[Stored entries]
++++++++++
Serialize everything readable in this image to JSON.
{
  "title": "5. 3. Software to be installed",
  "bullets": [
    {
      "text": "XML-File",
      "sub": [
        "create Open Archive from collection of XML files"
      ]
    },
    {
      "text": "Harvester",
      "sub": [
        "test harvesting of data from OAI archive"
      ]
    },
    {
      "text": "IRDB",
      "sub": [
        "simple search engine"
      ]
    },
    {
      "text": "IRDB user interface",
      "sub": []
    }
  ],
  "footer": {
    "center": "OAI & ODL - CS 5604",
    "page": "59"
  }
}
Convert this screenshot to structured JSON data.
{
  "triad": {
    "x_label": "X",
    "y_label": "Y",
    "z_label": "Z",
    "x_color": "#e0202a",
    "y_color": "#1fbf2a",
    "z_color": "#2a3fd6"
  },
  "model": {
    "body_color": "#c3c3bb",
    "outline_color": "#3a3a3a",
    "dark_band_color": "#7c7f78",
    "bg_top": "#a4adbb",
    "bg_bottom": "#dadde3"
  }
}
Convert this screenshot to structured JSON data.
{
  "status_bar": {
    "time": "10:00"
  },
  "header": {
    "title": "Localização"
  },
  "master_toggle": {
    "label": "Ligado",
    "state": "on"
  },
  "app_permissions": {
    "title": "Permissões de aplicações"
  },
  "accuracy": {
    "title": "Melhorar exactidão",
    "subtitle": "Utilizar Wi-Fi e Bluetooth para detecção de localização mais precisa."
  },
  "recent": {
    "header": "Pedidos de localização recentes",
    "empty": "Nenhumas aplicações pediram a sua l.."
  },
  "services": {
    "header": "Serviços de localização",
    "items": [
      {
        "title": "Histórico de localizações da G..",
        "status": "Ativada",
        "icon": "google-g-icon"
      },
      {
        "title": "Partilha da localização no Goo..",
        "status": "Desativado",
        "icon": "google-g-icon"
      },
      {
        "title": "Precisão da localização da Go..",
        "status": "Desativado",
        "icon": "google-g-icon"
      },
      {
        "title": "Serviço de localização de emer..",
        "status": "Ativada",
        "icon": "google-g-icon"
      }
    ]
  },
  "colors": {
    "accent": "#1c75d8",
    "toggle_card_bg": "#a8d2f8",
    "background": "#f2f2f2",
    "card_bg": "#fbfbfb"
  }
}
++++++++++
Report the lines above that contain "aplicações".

    "title": "Permissões de aplicações"
    "empty": "Nenhumas aplicações pediram a sua l.."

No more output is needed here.